Jacob P. Dalton
- Assistant Professor
- University of California, Berkeley
Liberating Demons: Violence in the Tibetan Assimilation of Buddhism
This project focuses on two unstudied and related texts dating from Tibet's so-called dark age. The first is an elaborate telling of a myth in which the Buddha violently subjugates the demon Rudra. The second text is a tenth-century manuscript from Dunhuang that describes a remarkable Buddhist rite of human sacrifice. As Tibetans emerged from their "dark age," the new court labelled such violent rituals heretical and forbid their performance. Yet the rite and its attendant myth continued to influence the Tibetan religious imagination.
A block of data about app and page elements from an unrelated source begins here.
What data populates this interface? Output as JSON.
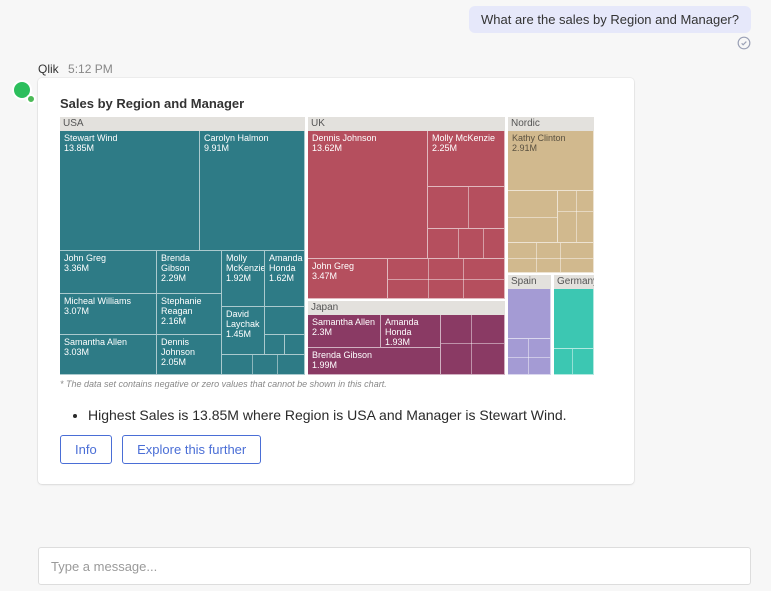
{
  "user_message": "What are the sales by Region and Manager?",
  "sender": {
    "name": "Qlik",
    "time": "5:12 PM"
  },
  "card": {
    "title": "Sales by Region and Manager",
    "footnote": "* The data set contains negative or zero values that cannot be shown in this chart.",
    "insight": "Highest Sales is 13.85M where Region is USA and Manager is Stewart Wind.",
    "buttons": {
      "info": "Info",
      "explore": "Explore this further"
    }
  },
  "compose": {
    "placeholder": "Type a message..."
  },
  "headers": {
    "usa": "USA",
    "uk": "UK",
    "japan": "Japan",
    "nordic": "Nordic",
    "spain": "Spain",
    "germany": "Germany"
  },
  "cells": {
    "usa_stewart": {
      "name": "Stewart Wind",
      "value": "13.85M"
    },
    "usa_carolyn": {
      "name": "Carolyn Halmon",
      "value": "9.91M"
    },
    "usa_johngreg": {
      "name": "John Greg",
      "value": "3.36M"
    },
    "usa_brenda": {
      "name": "Brenda Gibson",
      "value": "2.29M"
    },
    "usa_molly": {
      "name": "Molly McKenzie",
      "value": "1.92M"
    },
    "usa_amanda": {
      "name": "Amanda Honda",
      "value": "1.62M"
    },
    "usa_micheal": {
      "name": "Micheal Williams",
      "value": "3.07M"
    },
    "usa_stephanie": {
      "name": "Stephanie Reagan",
      "value": "2.16M"
    },
    "usa_david": {
      "name": "David Laychak",
      "value": "1.45M"
    },
    "usa_samantha": {
      "name": "Samantha Allen",
      "value": "3.03M"
    },
    "usa_dennis": {
      "name": "Dennis Johnson",
      "value": "2.05M"
    },
    "uk_dennis": {
      "name": "Dennis Johnson",
      "value": "13.62M"
    },
    "uk_molly": {
      "name": "Molly McKenzie",
      "value": "2.25M"
    },
    "uk_johngreg": {
      "name": "John Greg",
      "value": "3.47M"
    },
    "jp_samantha": {
      "name": "Samantha Allen",
      "value": "2.3M"
    },
    "jp_amanda": {
      "name": "Amanda Honda",
      "value": "1.93M"
    },
    "jp_brenda": {
      "name": "Brenda Gibson",
      "value": "1.99M"
    },
    "nor_kathy": {
      "name": "Kathy Clinton",
      "value": "2.91M"
    }
  },
  "chart_data": {
    "type": "treemap",
    "title": "Sales by Region and Manager",
    "value_label": "Sales",
    "value_unit": "M",
    "footnote": "The data set contains negative or zero values that cannot be shown in this chart.",
    "regions": [
      {
        "name": "USA",
        "color": "#2e7b86",
        "managers": [
          {
            "name": "Stewart Wind",
            "value": 13.85
          },
          {
            "name": "Carolyn Halmon",
            "value": 9.91
          },
          {
            "name": "John Greg",
            "value": 3.36
          },
          {
            "name": "Micheal Williams",
            "value": 3.07
          },
          {
            "name": "Samantha Allen",
            "value": 3.03
          },
          {
            "name": "Brenda Gibson",
            "value": 2.29
          },
          {
            "name": "Stephanie Reagan",
            "value": 2.16
          },
          {
            "name": "Dennis Johnson",
            "value": 2.05
          },
          {
            "name": "Molly McKenzie",
            "value": 1.92
          },
          {
            "name": "Amanda Honda",
            "value": 1.62
          },
          {
            "name": "David Laychak",
            "value": 1.45
          }
        ]
      },
      {
        "name": "UK",
        "color": "#b54f5e",
        "managers": [
          {
            "name": "Dennis Johnson",
            "value": 13.62
          },
          {
            "name": "John Greg",
            "value": 3.47
          },
          {
            "name": "Molly McKenzie",
            "value": 2.25
          }
        ]
      },
      {
        "name": "Japan",
        "color": "#8a3a64",
        "managers": [
          {
            "name": "Samantha Allen",
            "value": 2.3
          },
          {
            "name": "Brenda Gibson",
            "value": 1.99
          },
          {
            "name": "Amanda Honda",
            "value": 1.93
          }
        ]
      },
      {
        "name": "Nordic",
        "color": "#d1b98e",
        "managers": [
          {
            "name": "Kathy Clinton",
            "value": 2.91
          }
        ]
      },
      {
        "name": "Spain",
        "color": "#a49bd4",
        "managers": []
      },
      {
        "name": "Germany",
        "color": "#3cc7b2",
        "managers": []
      }
    ]
  }
}
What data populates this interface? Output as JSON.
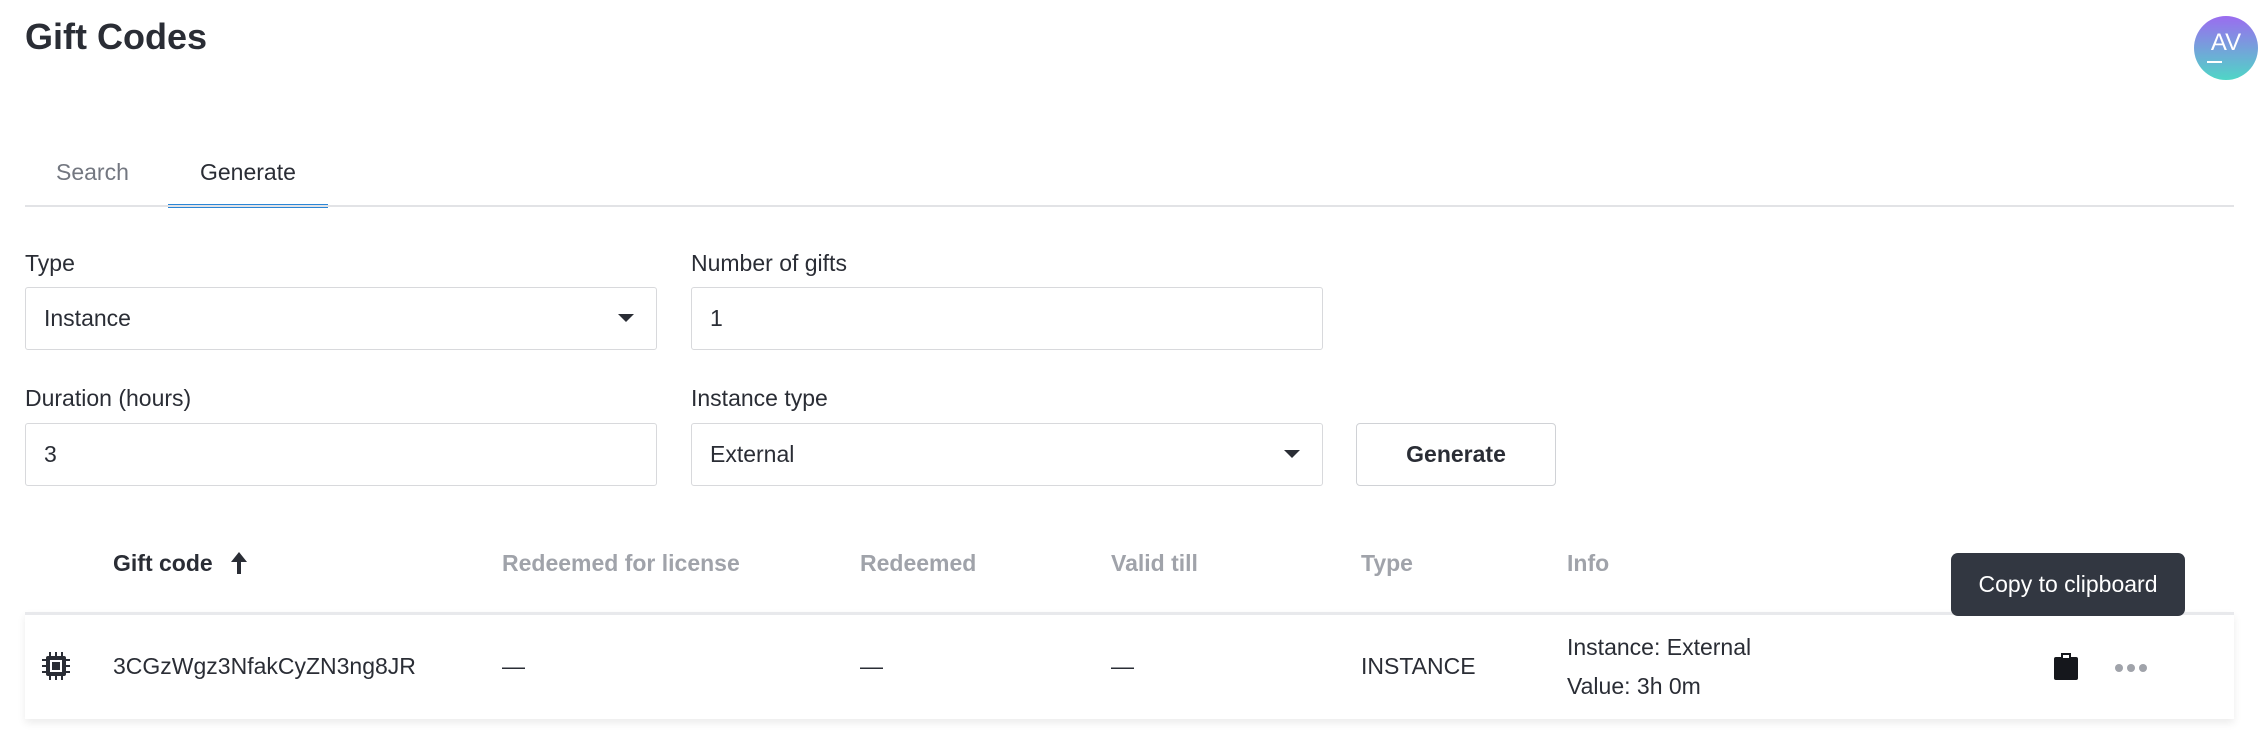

The final chapters of the project examine how later Tibetans reacted to the violence of their own dark origins, and how in many ways their rhetoric has mirrored our own representations of Tibet and even of religion in general.
On the Origins and Early Development of Tantra, Buddhist Ritual Manuals from Dunhuang
A century ago, a cache of manuscripts was discovered in a cave near Dunhuang on the old Silk Road. Among the documents were several hundred tantric texts in Tibetan, almost all ritual manuals. The advent of the tantras in seventh- and eighth-century India marked a watershed for ritual technologies across much of Asia, yet this important repository of ancient texts has yet to be mined. Ritual manuals of the sort found in Dunhuang were crucial to the evolution of the tantras. Evanescent, often locally produced, and ever open to revision, they were the literary crucible in which the tantras were forged. This project investigates what the Dunhuang manuscripts can tell us about the origins and early development of Tantra in India.